For almost a week, I have been following the shooting that happened in Connecticut. It was a tragic moment, in time, for all of us around the world to have witnessed. It is one thing when another person loses a life through an act of violence, but it is something altogether completely different when it happens to young children. Somehow, it becomes more tragic, more devastating and more eye opening. All of a sudden, we all stand up as a world nation, united in our cause to protect children from being hurt.
In a lot of ways, we could liken these events to the quality of suffering felt by people at the time of 9/11. It’s the same pain, it’s intense, it’s been felt worldwide and it’s shifted our awareness of life and each other, to some degree. It’s just appeared in a different form, but because it happened to children, the magnitude of the event is 100 times worse. Since this has all happened, people around the world are calling for gun reform and better approaches to mental health, as solutions to this confronting event in our lives. We are petitioning to the government, posting on Facebook and trying to get ourselves heard. We are trying, so desperately, to eradicate something that actually isn’t the real problem, but in some ways, as tragic as it is, could be alerting us to the true solution.
For those who know me, I am certainly not averse to challenging the perceptions of the masses in the world, and I am quite ok to be challenged back. I have a very strong and high value on helping children grow into who they are. It’s incredibly important to me. Now, if I asked you the following question, I would suspect that you may reject the question, think I’m crazy for asking it or would flat out say NO. However, it’s still worth asking. Before I do that, answer me this: do you, whoever is reading this right now, value your children or children in general, for who they are? I would suspect that most of you, if not all of you, would probably say yes. So here’s my controversial question. Knowing what you answered for the previous question, can you say that you value that young man, who killed all those people, for who he is? I would suspect, as I mentioned before, a NO response. Why is it that we, as a society, value people more for being more positive than negative or for being more kind than cruel? Don’t get me wrong, I would never wish for my future children or my nieces or nephews to experience this type of event, but there is a deeper and more profound lesson to be learnt from this. It would be wise to probe beyond the gun issues or the mental health issues.
There are a large majority of children around the world, who aren’t valued and appreciated for who they are.

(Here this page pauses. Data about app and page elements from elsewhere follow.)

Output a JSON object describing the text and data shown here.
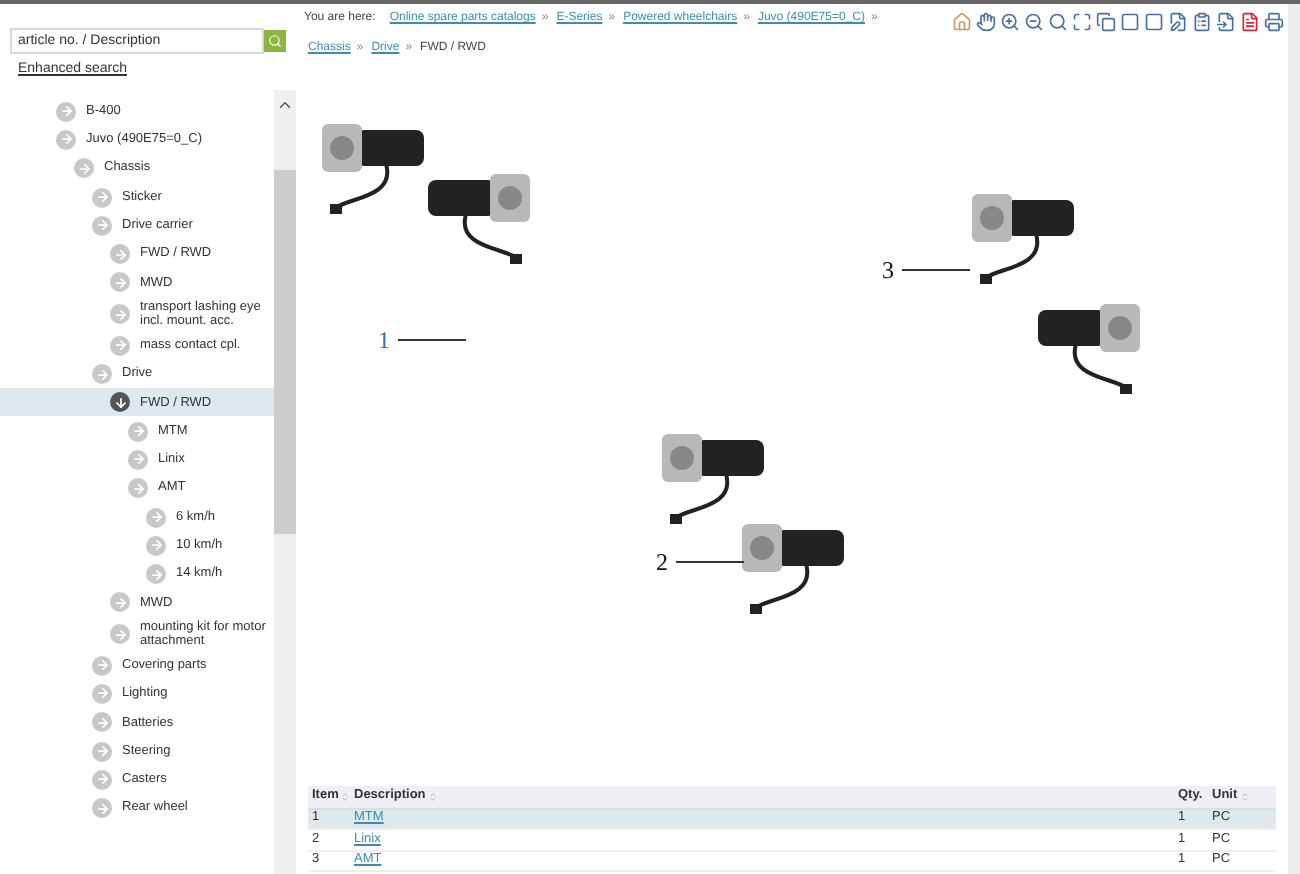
{
  "search": {
    "placeholder": "article no. / Description"
  },
  "enhanced_search": "Enhanced search",
  "tree": [
    {
      "label": "B-400",
      "selected": false
    },
    {
      "label": "Juvo (490E75=0_C)",
      "selected": false,
      "children": [
        {
          "label": "Chassis",
          "selected": false,
          "children": [
            {
              "label": "Sticker",
              "selected": false
            },
            {
              "label": "Drive carrier",
              "selected": false,
              "children": [
                {
                  "label": "FWD / RWD",
                  "selected": false
                },
                {
                  "label": "MWD",
                  "selected": false
                },
                {
                  "label": "transport lashing eye incl. mount. acc.",
                  "selected": false
                },
                {
                  "label": "mass contact cpl.",
                  "selected": false
                }
              ]
            },
            {
              "label": "Drive",
              "selected": false,
              "children": [
                {
                  "label": "FWD / RWD",
                  "selected": true,
                  "children": [
                    {
                      "label": "MTM",
                      "selected": false
                    },
                    {
                      "label": "Linix",
                      "selected": false
                    },
                    {
                      "label": "AMT",
                      "selected": false,
                      "children": [
                        {
                          "label": "6 km/h",
                          "selected": false
                        },
                        {
                          "label": "10 km/h",
                          "selected": false
                        },
                        {
                          "label": "14 km/h",
                          "selected": false
                        }
                      ]
                    }
                  ]
                },
                {
                  "label": "MWD",
                  "selected": false
                },
                {
                  "label": "mounting kit for motor attachment",
                  "selected": false
                }
              ]
            },
            {
              "label": "Covering parts",
              "selected": false
            },
            {
              "label": "Lighting",
              "selected": false
            },
            {
              "label": "Batteries",
              "selected": false
            },
            {
              "label": "Steering",
              "selected": false
            },
            {
              "label": "Casters",
              "selected": false
            },
            {
              "label": "Rear wheel",
              "selected": false
            }
          ]
        }
      ]
    }
  ],
  "breadcrumb": {
    "prefix": "You are here:",
    "items": [
      {
        "label": "Online spare parts catalogs",
        "link": true,
        "sep": "»"
      },
      {
        "label": "E-Series",
        "link": true,
        "sep": "»"
      },
      {
        "label": "Powered wheelchairs",
        "link": true,
        "sep": "»"
      },
      {
        "label": "Juvo (490E75=0_C)",
        "link": true,
        "sep": "»"
      },
      {
        "label": "Chassis",
        "link": true,
        "sep": "»"
      },
      {
        "label": "Drive",
        "link": true,
        "sep": "»"
      },
      {
        "label": "FWD / RWD",
        "link": false
      }
    ]
  },
  "callouts": [
    {
      "label": "1",
      "selected": true
    },
    {
      "label": "2",
      "selected": false
    },
    {
      "label": "3",
      "selected": false
    }
  ],
  "table": {
    "columns": [
      "Item",
      "Description",
      "Qty.",
      "Unit"
    ],
    "rows": [
      {
        "item": "1",
        "description": "MTM",
        "qty": "1",
        "unit": "PC",
        "selected": true
      },
      {
        "item": "2",
        "description": "Linix",
        "qty": "1",
        "unit": "PC",
        "selected": false
      },
      {
        "item": "3",
        "description": "AMT",
        "qty": "1",
        "unit": "PC",
        "selected": false
      }
    ]
  }
}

These children may be labeled as dyslexic, ADD/ADHD, ‘bullies’, criminals, terrorists, learning disabled, inattentive, unproductive, stupid and so on. The list could seriously go on and on. Imagine, for a moment, you were or are one of those children – constantly pushed aside, constantly perceived to be devalued, constantly perceived to be unappreciated and possibly even ignored. How would you feel initially? How would you feel if this continued over time? How would you feel if most of the attention you received was punishment for doing things or saying things that don’t fit into the box and are not perceived as ‘normal’ by society? Don’t you think you’d become angry, frustrated, depressed or even feel betrayed or rejected? What do you think you would do to get yourself heard or noticed? Have you never been pushed to such extremes when you felt like killing someone? We all have.
The degree to which we act out in the world, depends on the degree to which we receive the opposite in our lives. The less we perceive we get it, the more extreme the measures will be, in order to create it. I don’t condone murder or suicide as necessary action steps. That’s not my point at all, but this incident that happened just recently is a wake up call for humanity. Those people did not die so that we could continue doing the same things we still do – undervalue, judge, label, overprotect, impose our values or project onto children. This wasn’t designed by a higher order in the universe for us to medicate more children and eradicate drugs. Those beautiful children and teachers died to help us make changes to the way we educate, empower, inspire, encourage and collaborate with ALL children. I would recommend honoring them for that contribution. Unfortunately, when we don’t pay attention in other ways, sometimes we attract a crises into our lives to get us to pay closer attention. This is the crises the world has been asking for and it’s time we do something about it.